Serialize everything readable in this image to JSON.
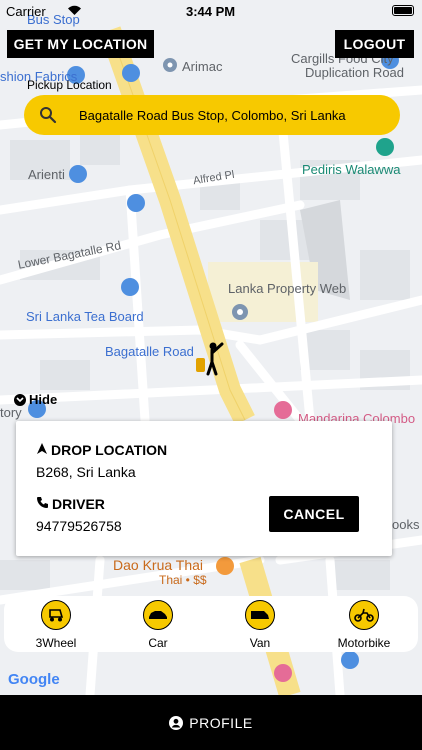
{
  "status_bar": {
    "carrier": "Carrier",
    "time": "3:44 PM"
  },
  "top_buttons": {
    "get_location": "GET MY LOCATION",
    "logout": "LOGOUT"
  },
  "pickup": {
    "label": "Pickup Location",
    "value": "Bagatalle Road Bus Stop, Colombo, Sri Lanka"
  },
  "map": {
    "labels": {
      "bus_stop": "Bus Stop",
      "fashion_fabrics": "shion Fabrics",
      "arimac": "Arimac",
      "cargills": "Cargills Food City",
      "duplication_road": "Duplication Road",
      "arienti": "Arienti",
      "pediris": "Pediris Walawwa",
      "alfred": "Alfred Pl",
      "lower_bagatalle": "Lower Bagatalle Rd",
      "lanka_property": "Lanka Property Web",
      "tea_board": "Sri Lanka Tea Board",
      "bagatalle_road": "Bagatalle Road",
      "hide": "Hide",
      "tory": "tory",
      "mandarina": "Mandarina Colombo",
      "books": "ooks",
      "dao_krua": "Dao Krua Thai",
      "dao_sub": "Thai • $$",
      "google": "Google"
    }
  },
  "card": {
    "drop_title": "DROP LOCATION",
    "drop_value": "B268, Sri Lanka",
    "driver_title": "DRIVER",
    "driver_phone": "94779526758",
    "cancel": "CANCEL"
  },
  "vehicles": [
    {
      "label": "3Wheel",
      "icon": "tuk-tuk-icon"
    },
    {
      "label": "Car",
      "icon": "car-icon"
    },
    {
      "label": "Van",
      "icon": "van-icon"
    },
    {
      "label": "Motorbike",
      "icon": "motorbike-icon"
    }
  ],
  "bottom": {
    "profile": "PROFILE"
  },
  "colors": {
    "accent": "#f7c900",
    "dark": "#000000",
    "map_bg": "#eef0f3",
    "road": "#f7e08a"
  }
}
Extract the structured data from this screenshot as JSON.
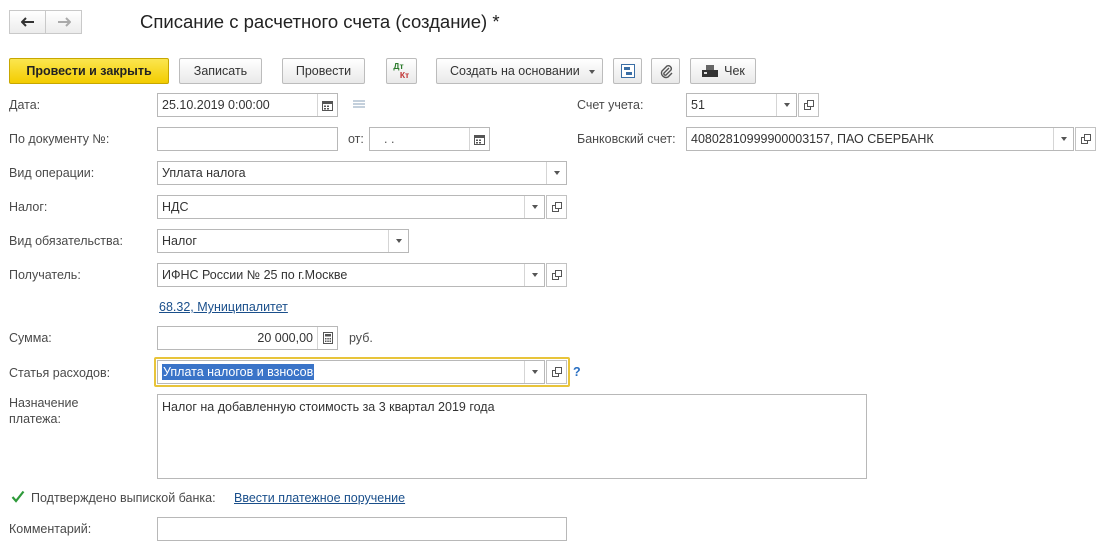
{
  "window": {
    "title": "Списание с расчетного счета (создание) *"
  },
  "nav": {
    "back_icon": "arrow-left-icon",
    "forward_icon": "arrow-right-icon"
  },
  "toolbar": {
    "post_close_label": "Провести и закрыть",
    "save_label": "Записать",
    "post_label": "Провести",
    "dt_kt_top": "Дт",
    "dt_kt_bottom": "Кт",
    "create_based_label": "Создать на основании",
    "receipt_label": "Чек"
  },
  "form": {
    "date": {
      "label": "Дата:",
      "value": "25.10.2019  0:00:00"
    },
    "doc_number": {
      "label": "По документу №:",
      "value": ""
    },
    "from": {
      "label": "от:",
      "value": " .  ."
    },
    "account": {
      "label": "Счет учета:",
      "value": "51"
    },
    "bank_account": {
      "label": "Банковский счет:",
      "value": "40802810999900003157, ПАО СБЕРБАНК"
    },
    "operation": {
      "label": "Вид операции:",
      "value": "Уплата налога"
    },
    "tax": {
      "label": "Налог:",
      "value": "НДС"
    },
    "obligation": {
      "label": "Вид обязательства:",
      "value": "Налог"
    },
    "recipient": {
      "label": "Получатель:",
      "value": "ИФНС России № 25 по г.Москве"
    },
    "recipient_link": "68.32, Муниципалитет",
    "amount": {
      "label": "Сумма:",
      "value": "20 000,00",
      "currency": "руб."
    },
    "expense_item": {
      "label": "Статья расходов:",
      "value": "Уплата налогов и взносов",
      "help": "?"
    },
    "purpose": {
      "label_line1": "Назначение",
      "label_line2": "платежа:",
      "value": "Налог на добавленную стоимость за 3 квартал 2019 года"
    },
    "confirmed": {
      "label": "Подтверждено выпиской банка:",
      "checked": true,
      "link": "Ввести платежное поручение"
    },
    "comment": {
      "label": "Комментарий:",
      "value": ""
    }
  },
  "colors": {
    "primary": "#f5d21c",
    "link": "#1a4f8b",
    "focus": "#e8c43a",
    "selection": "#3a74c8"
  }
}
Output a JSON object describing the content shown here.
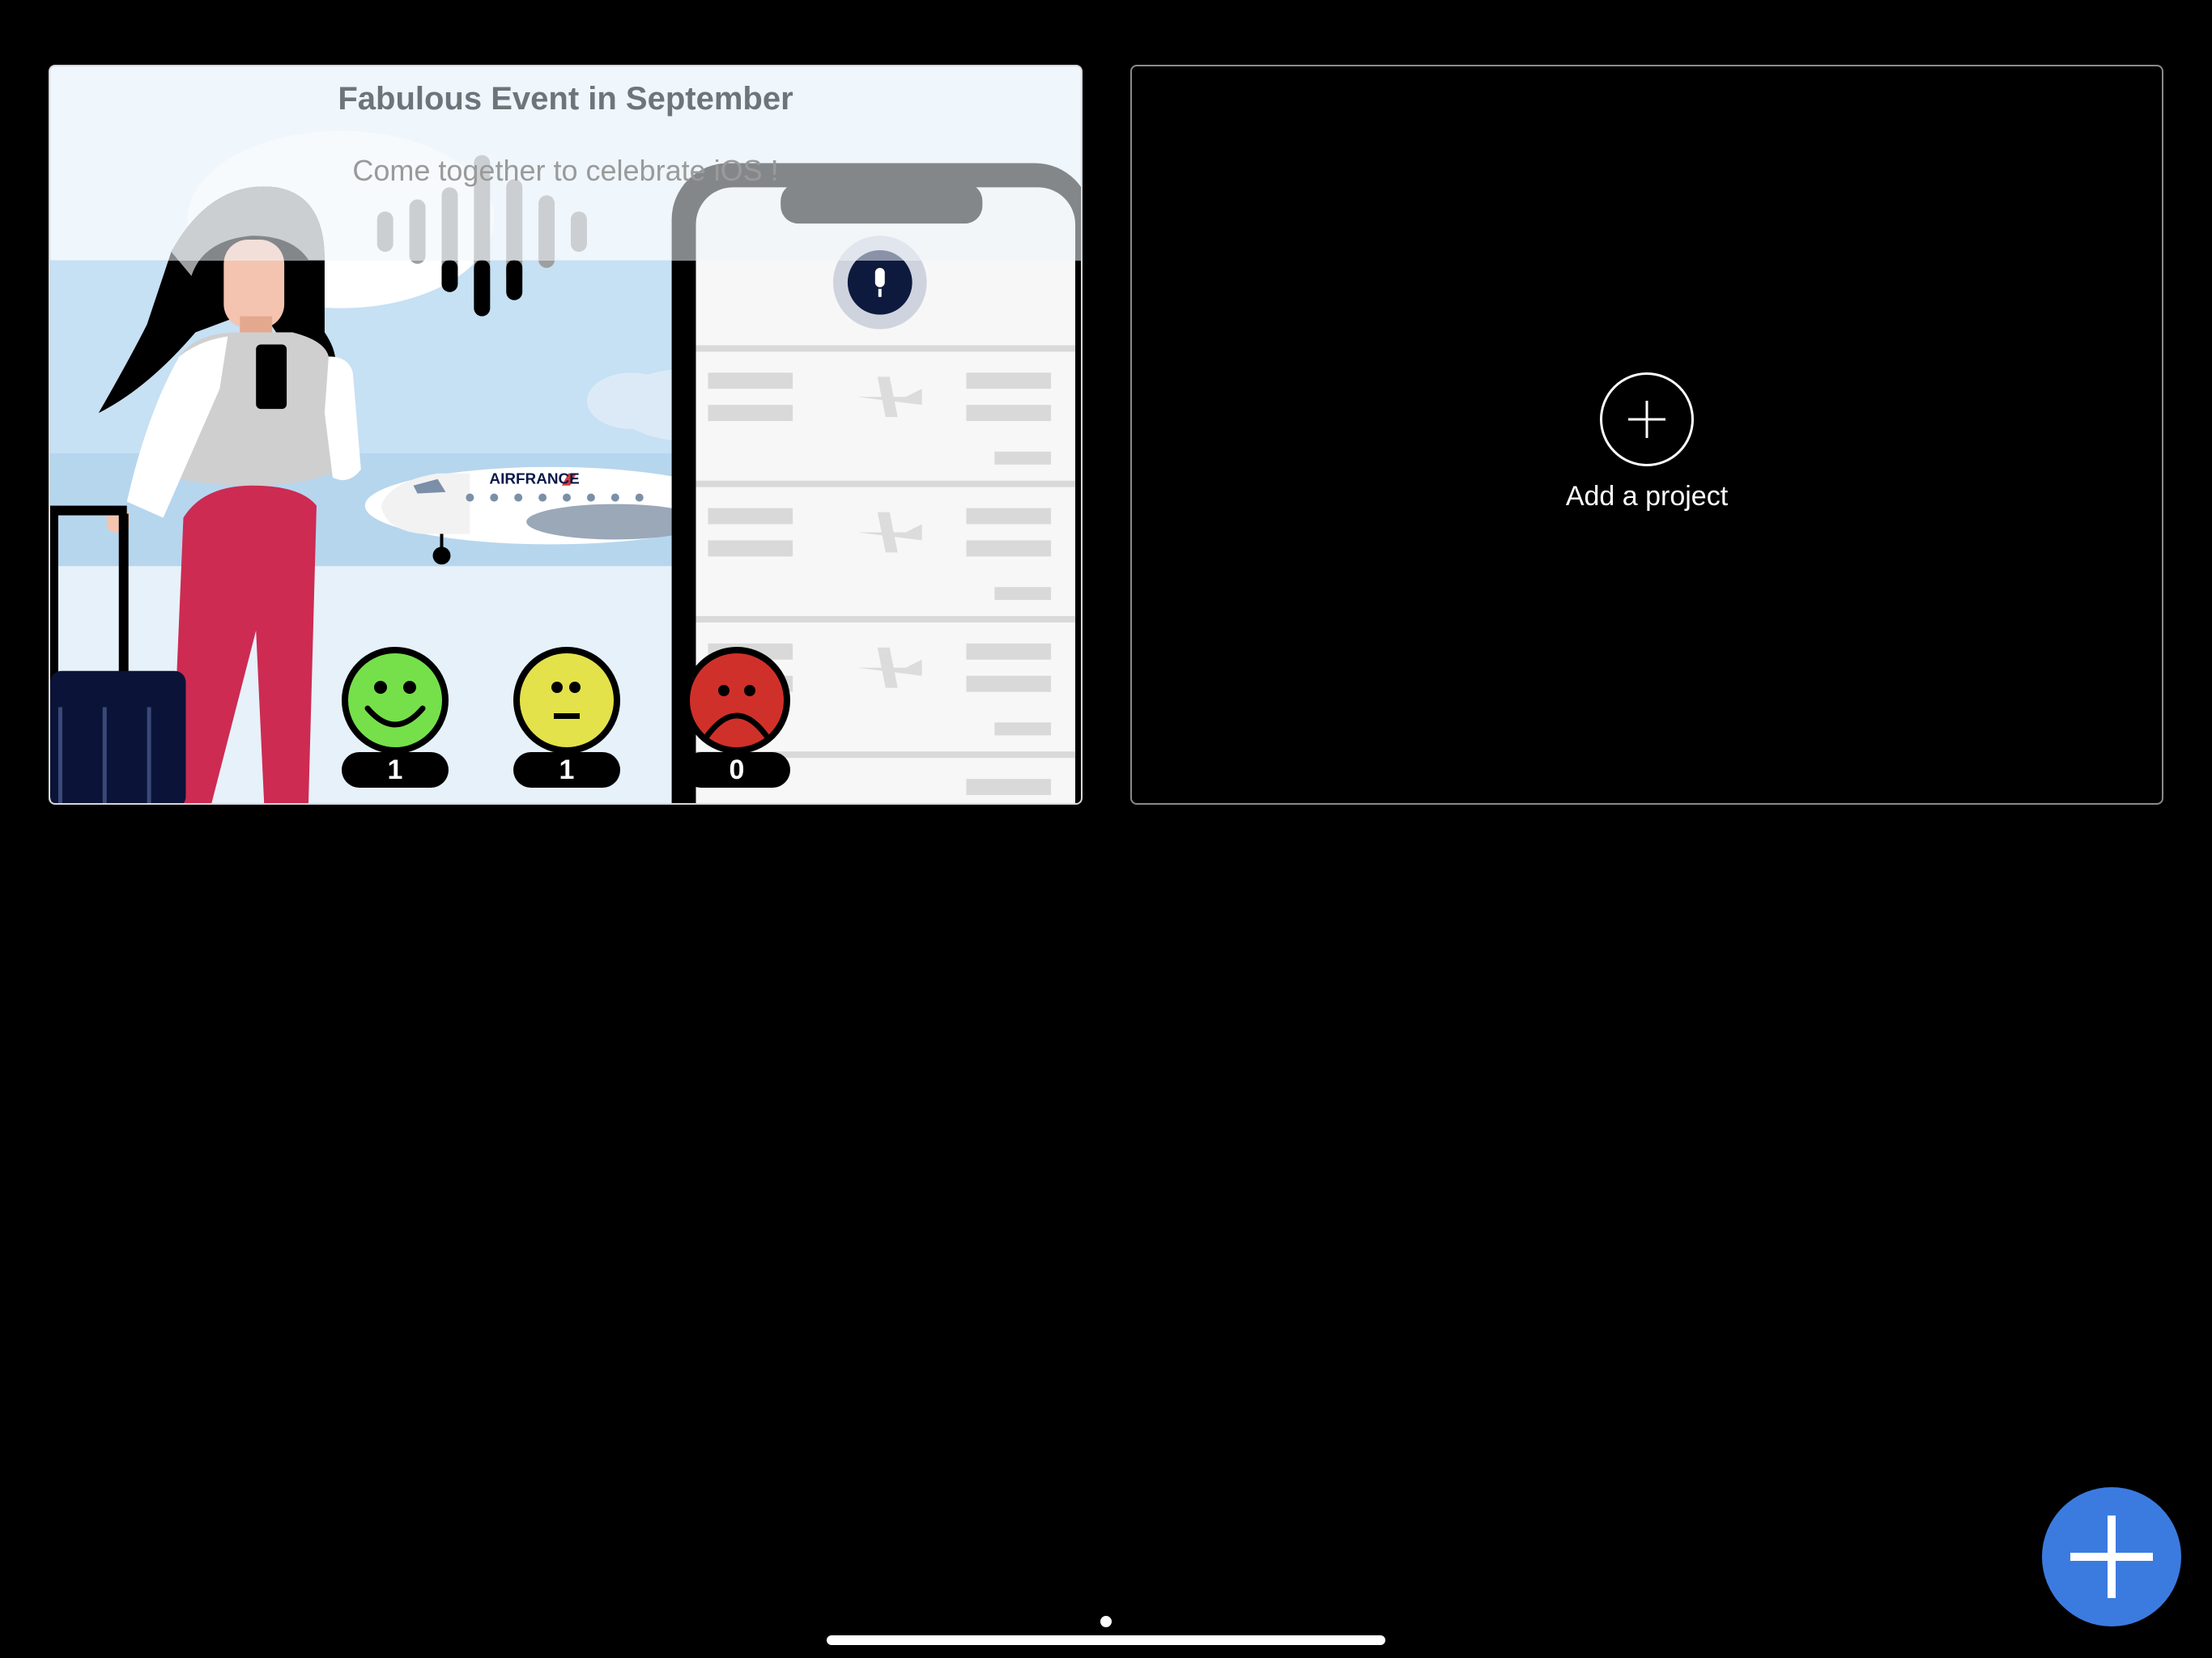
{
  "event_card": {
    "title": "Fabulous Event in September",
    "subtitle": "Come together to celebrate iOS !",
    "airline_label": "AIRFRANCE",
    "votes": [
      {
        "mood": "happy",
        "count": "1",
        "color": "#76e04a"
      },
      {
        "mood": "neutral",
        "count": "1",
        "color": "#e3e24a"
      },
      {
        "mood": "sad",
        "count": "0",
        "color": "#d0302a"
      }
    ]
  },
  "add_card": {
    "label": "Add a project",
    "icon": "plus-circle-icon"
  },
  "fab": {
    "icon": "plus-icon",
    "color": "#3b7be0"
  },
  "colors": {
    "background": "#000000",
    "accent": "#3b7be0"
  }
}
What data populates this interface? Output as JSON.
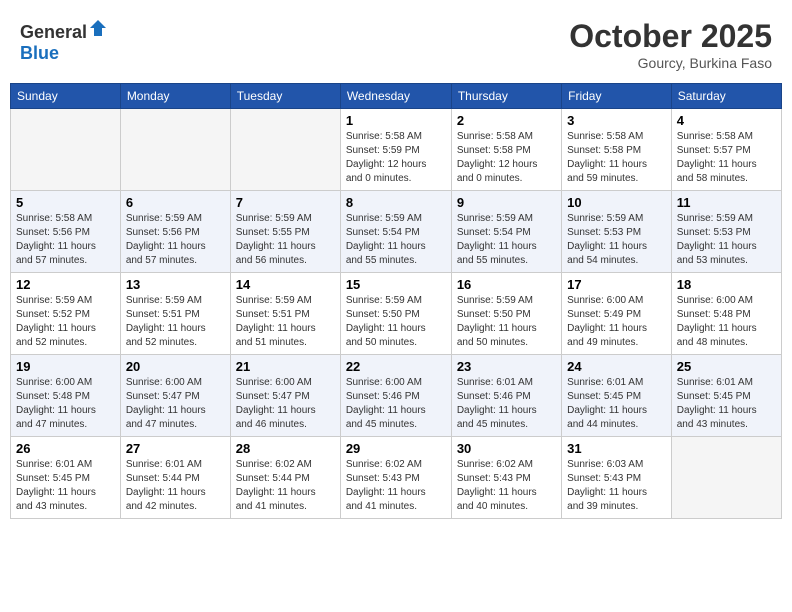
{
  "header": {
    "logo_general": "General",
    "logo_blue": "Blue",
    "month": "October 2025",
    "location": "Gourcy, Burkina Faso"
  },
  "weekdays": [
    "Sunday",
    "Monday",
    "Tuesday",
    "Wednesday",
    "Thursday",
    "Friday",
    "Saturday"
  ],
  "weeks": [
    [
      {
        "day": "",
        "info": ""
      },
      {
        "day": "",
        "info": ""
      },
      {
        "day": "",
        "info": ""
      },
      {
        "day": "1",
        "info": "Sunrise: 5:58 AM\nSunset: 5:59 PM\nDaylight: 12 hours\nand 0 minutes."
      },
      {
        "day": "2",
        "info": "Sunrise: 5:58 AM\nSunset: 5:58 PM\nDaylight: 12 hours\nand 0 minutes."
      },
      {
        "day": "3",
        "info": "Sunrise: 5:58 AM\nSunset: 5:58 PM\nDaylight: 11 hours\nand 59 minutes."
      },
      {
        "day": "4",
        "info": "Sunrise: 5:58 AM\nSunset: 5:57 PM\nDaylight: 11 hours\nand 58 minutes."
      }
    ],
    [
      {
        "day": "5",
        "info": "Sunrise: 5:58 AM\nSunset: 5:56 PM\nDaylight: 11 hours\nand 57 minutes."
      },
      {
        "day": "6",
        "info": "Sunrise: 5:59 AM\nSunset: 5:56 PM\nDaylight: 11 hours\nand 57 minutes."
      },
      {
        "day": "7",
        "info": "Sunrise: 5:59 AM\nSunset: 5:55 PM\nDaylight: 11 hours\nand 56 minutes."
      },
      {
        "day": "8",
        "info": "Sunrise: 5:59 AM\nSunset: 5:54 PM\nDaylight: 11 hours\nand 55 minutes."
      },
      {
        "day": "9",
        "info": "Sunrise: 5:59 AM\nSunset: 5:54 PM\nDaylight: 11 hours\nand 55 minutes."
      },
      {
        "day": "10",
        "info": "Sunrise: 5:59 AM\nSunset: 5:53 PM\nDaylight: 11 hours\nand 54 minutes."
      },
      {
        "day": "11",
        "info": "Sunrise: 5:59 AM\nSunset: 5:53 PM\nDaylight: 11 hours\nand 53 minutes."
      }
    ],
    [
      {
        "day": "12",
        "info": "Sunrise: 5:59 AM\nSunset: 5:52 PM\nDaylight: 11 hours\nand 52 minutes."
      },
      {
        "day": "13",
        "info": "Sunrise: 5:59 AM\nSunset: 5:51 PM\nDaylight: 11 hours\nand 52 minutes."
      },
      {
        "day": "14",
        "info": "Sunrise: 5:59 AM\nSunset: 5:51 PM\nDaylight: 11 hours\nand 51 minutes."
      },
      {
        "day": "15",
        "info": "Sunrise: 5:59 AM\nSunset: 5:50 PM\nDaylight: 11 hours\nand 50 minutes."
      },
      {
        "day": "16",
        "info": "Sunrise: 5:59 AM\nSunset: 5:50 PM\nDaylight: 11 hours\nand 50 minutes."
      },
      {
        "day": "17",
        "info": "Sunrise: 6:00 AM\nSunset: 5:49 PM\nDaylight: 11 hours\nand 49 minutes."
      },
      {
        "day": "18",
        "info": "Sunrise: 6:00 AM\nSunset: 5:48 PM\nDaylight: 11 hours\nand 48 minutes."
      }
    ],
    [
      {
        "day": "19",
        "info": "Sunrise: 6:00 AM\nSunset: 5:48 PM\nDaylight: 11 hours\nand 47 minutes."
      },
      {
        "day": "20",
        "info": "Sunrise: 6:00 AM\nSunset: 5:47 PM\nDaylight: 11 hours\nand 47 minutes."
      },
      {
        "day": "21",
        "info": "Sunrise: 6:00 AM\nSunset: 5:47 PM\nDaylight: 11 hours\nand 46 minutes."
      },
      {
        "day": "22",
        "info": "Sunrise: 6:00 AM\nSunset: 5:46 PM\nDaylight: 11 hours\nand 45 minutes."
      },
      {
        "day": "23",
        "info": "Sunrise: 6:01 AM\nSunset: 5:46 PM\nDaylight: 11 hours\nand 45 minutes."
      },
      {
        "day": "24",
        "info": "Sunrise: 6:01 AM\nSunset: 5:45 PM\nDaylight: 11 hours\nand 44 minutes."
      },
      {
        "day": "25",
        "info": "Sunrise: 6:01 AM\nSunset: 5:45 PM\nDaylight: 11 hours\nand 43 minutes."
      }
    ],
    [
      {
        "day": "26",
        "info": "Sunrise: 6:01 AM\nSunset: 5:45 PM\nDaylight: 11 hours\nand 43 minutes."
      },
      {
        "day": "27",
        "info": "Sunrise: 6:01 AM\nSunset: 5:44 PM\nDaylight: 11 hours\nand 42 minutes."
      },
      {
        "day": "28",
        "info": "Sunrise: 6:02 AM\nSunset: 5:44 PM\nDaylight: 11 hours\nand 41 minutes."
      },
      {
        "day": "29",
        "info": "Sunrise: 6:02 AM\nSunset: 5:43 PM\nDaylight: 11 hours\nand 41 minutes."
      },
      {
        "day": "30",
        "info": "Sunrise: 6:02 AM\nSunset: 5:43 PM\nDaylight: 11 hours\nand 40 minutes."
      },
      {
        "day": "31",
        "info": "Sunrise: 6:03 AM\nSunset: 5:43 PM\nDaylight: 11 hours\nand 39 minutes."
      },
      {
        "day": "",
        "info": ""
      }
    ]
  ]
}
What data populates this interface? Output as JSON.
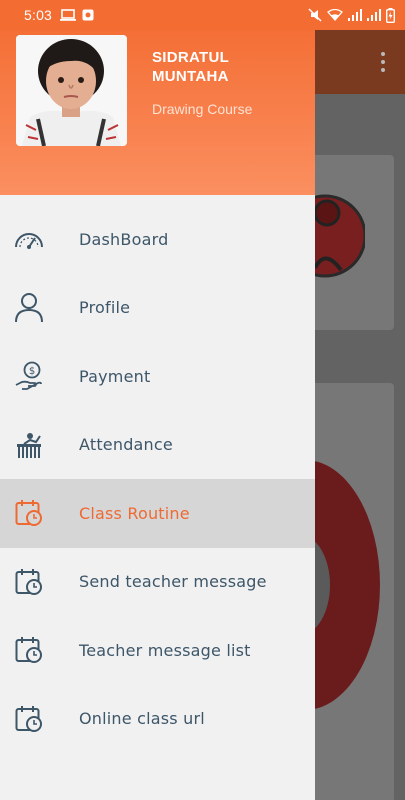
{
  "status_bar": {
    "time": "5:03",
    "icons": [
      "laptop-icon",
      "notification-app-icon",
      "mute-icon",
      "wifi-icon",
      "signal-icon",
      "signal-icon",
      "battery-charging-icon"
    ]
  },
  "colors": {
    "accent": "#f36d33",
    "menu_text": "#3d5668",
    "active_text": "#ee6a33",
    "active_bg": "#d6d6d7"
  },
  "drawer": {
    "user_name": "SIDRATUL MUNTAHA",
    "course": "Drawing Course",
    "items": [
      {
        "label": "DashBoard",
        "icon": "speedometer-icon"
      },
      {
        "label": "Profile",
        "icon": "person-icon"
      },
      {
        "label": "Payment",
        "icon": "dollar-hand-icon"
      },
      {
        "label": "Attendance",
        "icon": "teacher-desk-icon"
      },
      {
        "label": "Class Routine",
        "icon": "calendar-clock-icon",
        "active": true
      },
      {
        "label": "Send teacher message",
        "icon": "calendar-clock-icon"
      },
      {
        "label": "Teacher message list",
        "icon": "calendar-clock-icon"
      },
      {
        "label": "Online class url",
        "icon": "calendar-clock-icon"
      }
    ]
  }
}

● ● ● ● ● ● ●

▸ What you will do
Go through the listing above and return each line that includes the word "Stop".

▸ Reply
    "value": "Bagatalle Road Bus Stop, Colombo, Sri Lanka"
      "bus_stop": "Bus Stop",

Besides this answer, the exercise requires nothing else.